|TITLE||The Relationship of Self-Awareness to Leadership Effectiveness for Experienced Leaders|
|RESEARCHER||Patricia A. Sullivan
Department of Leadership, Counseling, Adult, Career and Higher Education -- College of Education
University of South Florida
Unpublished doctoral dissertation: March 2017
The purpose of this research was to investigate the relationship between leaders’ self-awareness and their effectiveness.
The sample group was obtained using a snowball chain-sample method using the researcher’s network of contacts from various industries, of which 89 participated (response rate = 20%), and yielded a sample of 179 leaders, with at least four direct reports responding (N=761). Fifty-two percent of the leaders were female, over 80 percent had completed a minimum of four years of college, and their years as a leader was more evenly distributed between the three categories, five to 10 years of leadership experience (38%), 11 to 20 years (26%), and over 20 (26%). Approximately 20+ percent were each in manufacturing or finance/insurance, and another eleven percent each in either healthcare or technology/telecom. Respondents completed either the Self or Observer forms of the LPI and the Emotional and Social Competency Inventory (ESCI; Boyatzis, Good & Massa, 2012).

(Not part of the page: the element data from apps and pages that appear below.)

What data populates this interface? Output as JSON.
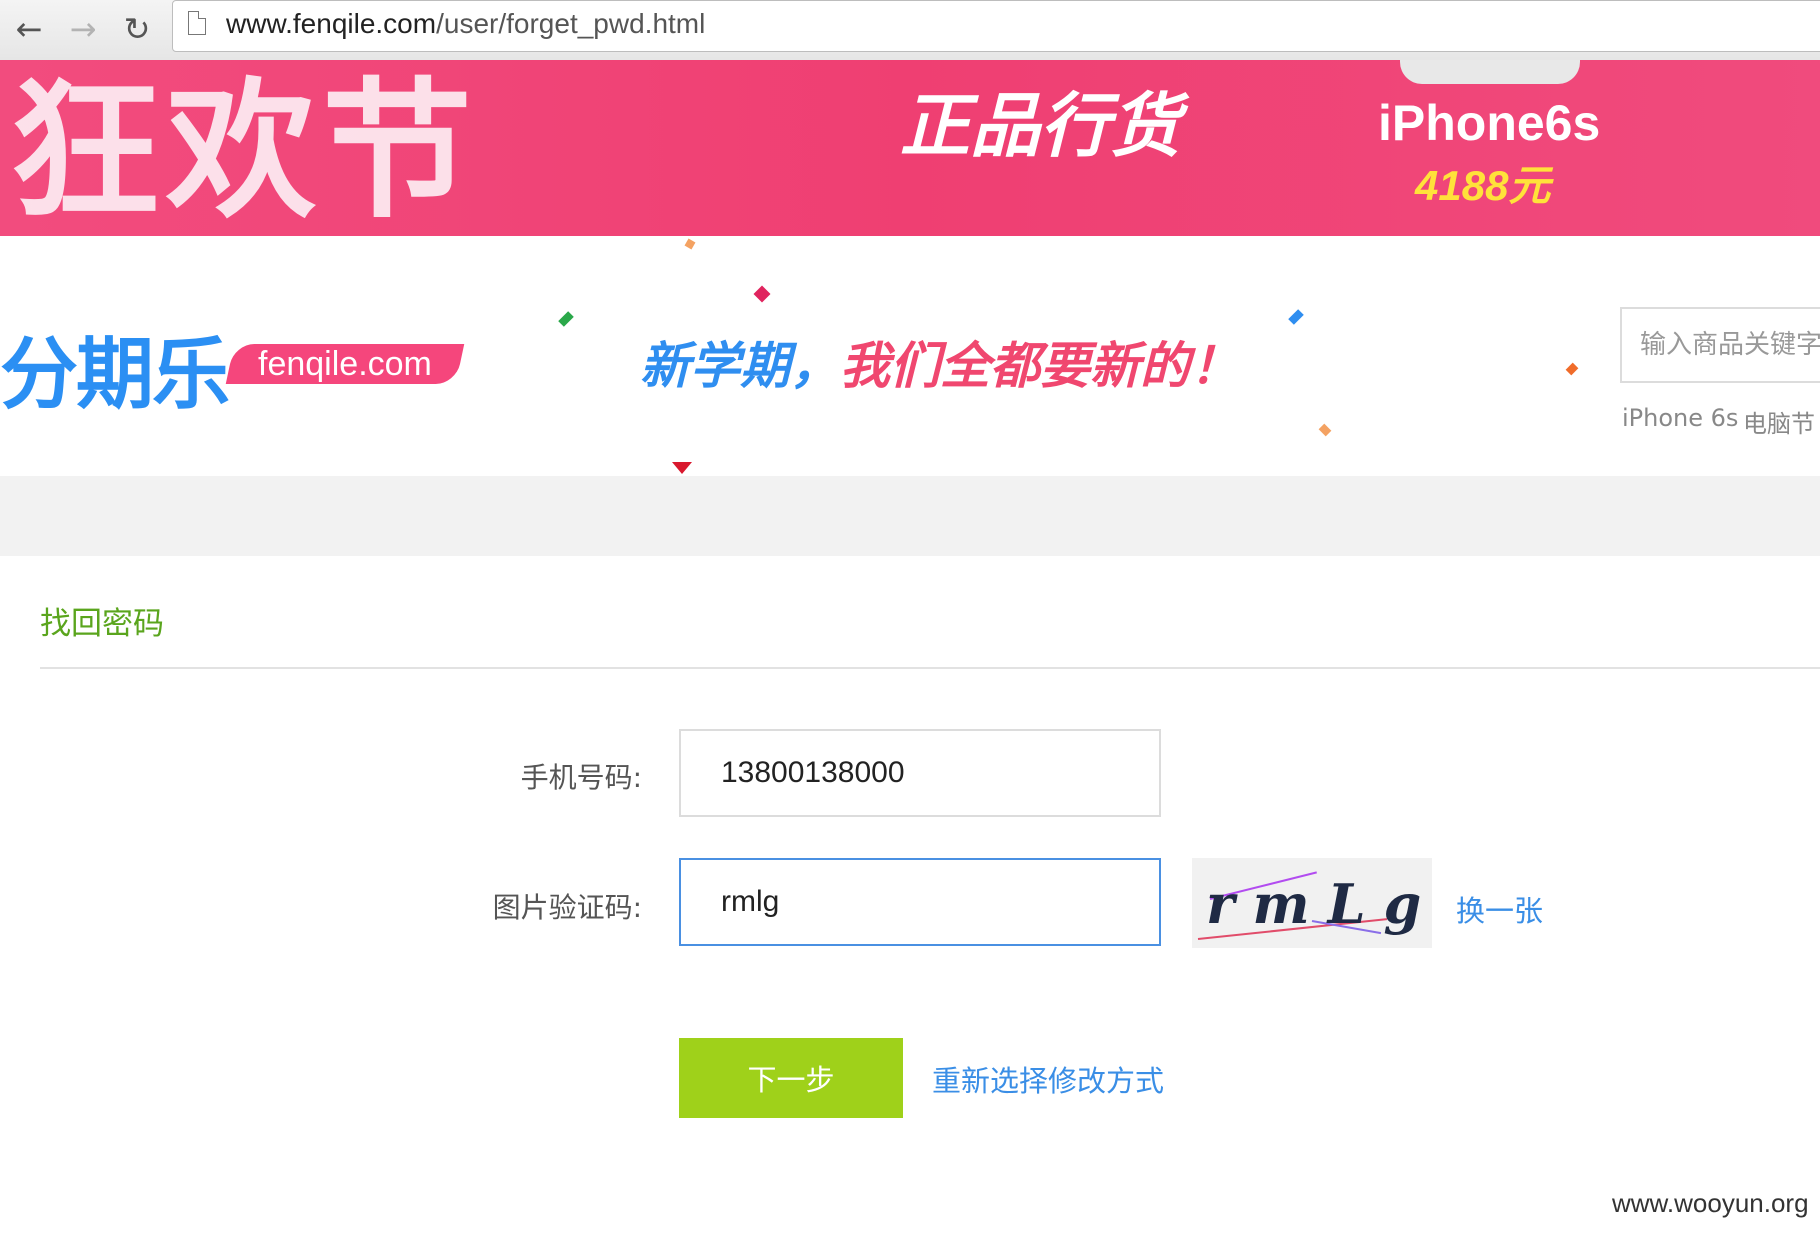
{
  "browser": {
    "url_host": "www.fenqile.com",
    "url_path": "/user/forget_pwd.html",
    "back_glyph": "←",
    "forward_glyph": "→",
    "reload_glyph": "↻"
  },
  "banner": {
    "decorative_text": "狂欢节",
    "slogan": "正品行货",
    "product": "iPhone6s",
    "price": "4188元"
  },
  "header": {
    "logo": "分期乐",
    "logo_domain": "fenqile.com",
    "campaign_part1": "新学期，",
    "campaign_part2": "我们全都要新的！",
    "search_placeholder": "输入商品关键字",
    "hot_searches": [
      "iPhone 6s",
      "电脑节"
    ]
  },
  "form": {
    "title": "找回密码",
    "phone_label": "手机号码:",
    "phone_value": "13800138000",
    "captcha_label": "图片验证码:",
    "captcha_value": "rmlg",
    "captcha_image_text": "rmLg",
    "refresh_captcha": "换一张",
    "next_button": "下一步",
    "reselect_method": "重新选择修改方式"
  },
  "watermark": "www.wooyun.org",
  "colors": {
    "banner_pink": "#ef3f72",
    "brand_blue": "#2b8ff3",
    "title_green": "#5aa51d",
    "button_green": "#9fd11a",
    "link_blue": "#3a8ee6"
  }
}
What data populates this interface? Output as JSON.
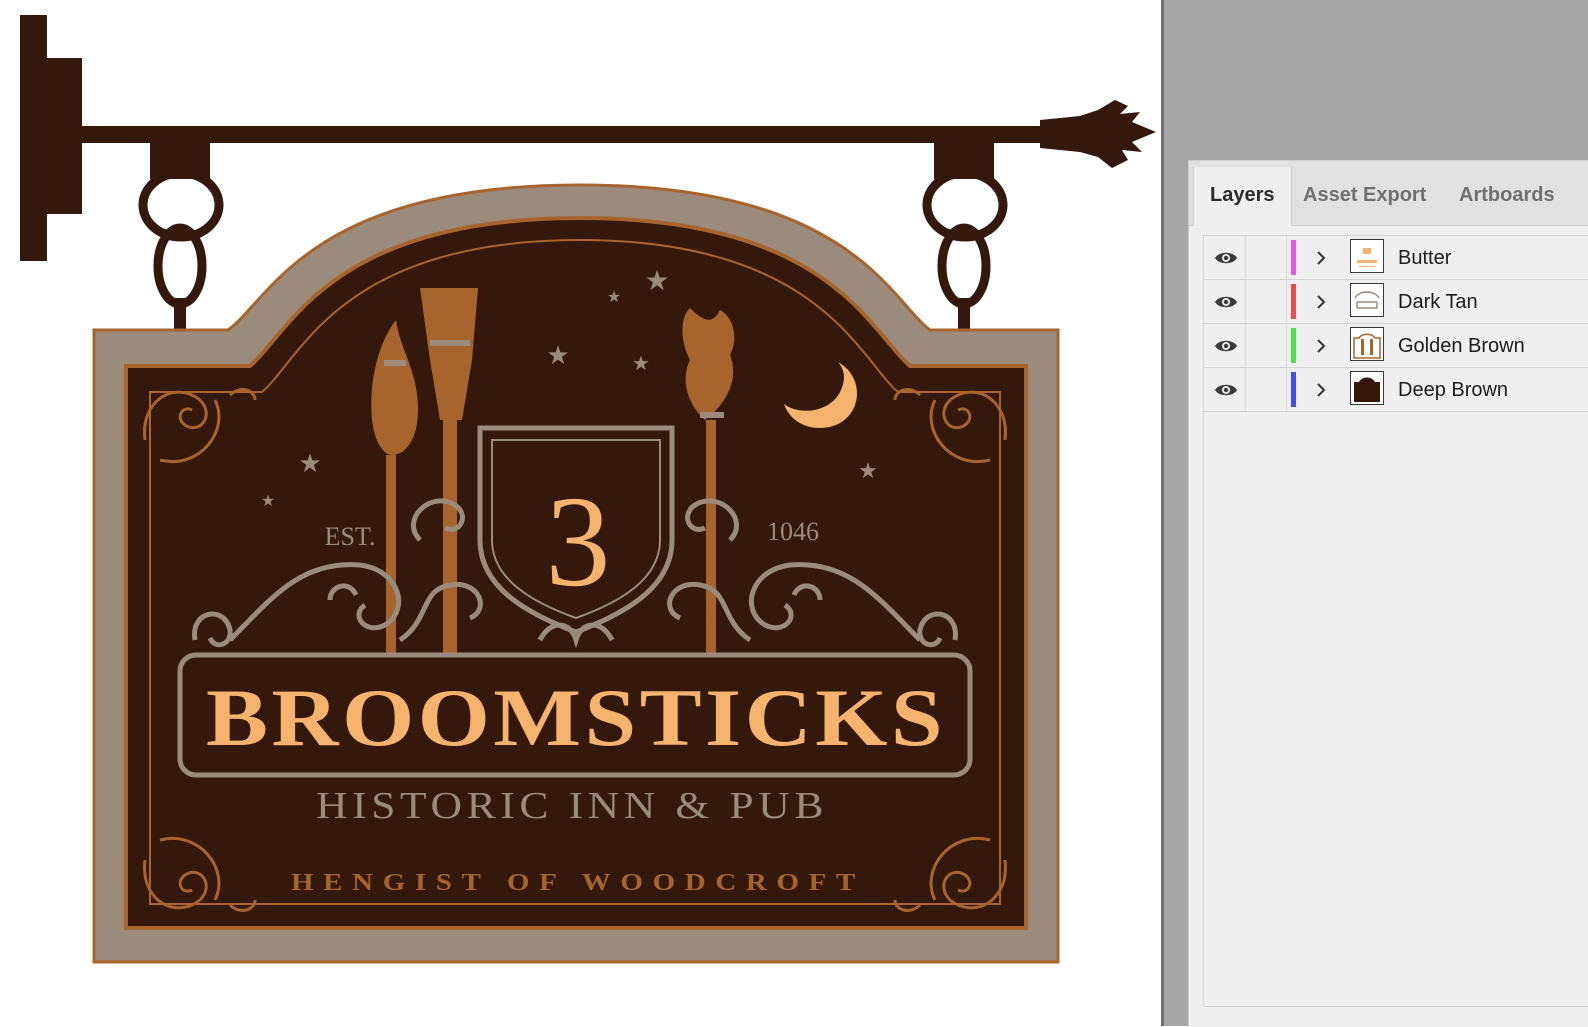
{
  "artwork": {
    "sign": {
      "est_label": "EST.",
      "year": "1046",
      "crest_number": "3",
      "name": "BROOMSTICKS",
      "subtitle": "HISTORIC INN & PUB",
      "location": "HENGIST OF WOODCROFT"
    },
    "colors": {
      "deep_brown": "#33180b",
      "golden_brown": "#a8642d",
      "dark_tan": "#9b8b7c",
      "butter": "#f6b36d"
    }
  },
  "panel": {
    "tabs": [
      {
        "label": "Layers",
        "active": true
      },
      {
        "label": "Asset Export",
        "active": false
      },
      {
        "label": "Artboards",
        "active": false
      }
    ],
    "layers": [
      {
        "name": "Butter",
        "color": "#ee55ee",
        "visible": true,
        "thumb": "butter-thumb"
      },
      {
        "name": "Dark Tan",
        "color": "#ee4a4a",
        "visible": true,
        "thumb": "dark-tan-thumb"
      },
      {
        "name": "Golden Brown",
        "color": "#4ee44e",
        "visible": true,
        "thumb": "golden-brown-thumb"
      },
      {
        "name": "Deep Brown",
        "color": "#4a4aee",
        "visible": true,
        "thumb": "deep-brown-thumb"
      }
    ]
  }
}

The most frequently used leadership practice reported by leaders was Enable, followed by Model, Encourage, Inspire, and Challenge. Each of the five leadership practices and selfawareness were positively correlated, although at a low level of effect (ranging from .16 to .29).
The correlations between the five leadership practices and self-awareness was not significantly different between male and female leaders. All but Challenge showed significant differences by level of education. Specifically, the correlation between self-awareness and Model was noticeably higher in the Graduate/Post Graduate degree participants (r = .5556), whereas those with Bachelor degrees showed almost no correlation at all (r = .0389); Inspire was also highly correlated with Grad/Post participants (r = .8771), and again the Bachelor level participants showed the least relationship (r = .1490). Enable showed the greatest correlation with the No Degree participants (r = .6959), and Grad/Post Grad participants were also highly correlated (r = .6331). The strongest correlation in terms of education was noticeable in the Encourage the Heart practice, where the Grad/Post Grad participants correlation was r = .9739. Only Model showed significant differences in correlations with self-awareness on the basis of time in leadership roles, with those with 5-10 years showing the lowest correlations (r = .1705) compared to those with 11-10 years (r =.5933) and 20+ years (r = .5509).

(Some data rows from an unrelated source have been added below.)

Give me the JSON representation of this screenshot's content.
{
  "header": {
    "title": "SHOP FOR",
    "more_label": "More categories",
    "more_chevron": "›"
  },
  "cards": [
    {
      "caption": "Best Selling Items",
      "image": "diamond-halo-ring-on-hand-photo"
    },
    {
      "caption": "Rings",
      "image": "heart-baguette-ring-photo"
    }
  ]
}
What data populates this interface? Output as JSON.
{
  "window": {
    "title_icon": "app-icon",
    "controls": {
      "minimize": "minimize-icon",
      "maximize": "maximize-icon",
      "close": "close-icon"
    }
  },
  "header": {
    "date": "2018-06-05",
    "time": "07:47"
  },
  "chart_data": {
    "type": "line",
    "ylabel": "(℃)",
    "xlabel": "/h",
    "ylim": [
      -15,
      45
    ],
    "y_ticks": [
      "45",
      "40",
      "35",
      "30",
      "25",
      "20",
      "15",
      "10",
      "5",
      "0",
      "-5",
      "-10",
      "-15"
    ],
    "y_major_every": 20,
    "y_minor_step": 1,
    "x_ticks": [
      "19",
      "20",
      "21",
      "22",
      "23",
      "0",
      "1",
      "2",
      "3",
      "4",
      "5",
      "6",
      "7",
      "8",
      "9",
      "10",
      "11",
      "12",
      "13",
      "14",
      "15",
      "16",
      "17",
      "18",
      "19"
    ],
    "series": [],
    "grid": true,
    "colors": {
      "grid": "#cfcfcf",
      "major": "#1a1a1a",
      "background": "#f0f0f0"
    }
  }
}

The most frequently used leadership practice reported by observers was Enable, followed by Model, Encourage, Inspire, and Challenge (the same rank order as reported by leaders, although the average scores of leaders were higher than that reported by their observers). Each of the five leadership practices and self-awareness were positively correlated at a relatively high level of effect (ranging from .73 to .83).
The author notes: “The Leadership Practices Inventory has provided over 40 years of research validating that these five practices reflect exemplary leadership practices (Kouzes & Posner, 2012). The direction and strength of the relationship between leaders’ self- awareness and their direct reports ratings for each of the five leadership competencies appears to support the need for self-awareness development and leadership effectiveness development” (p. 84).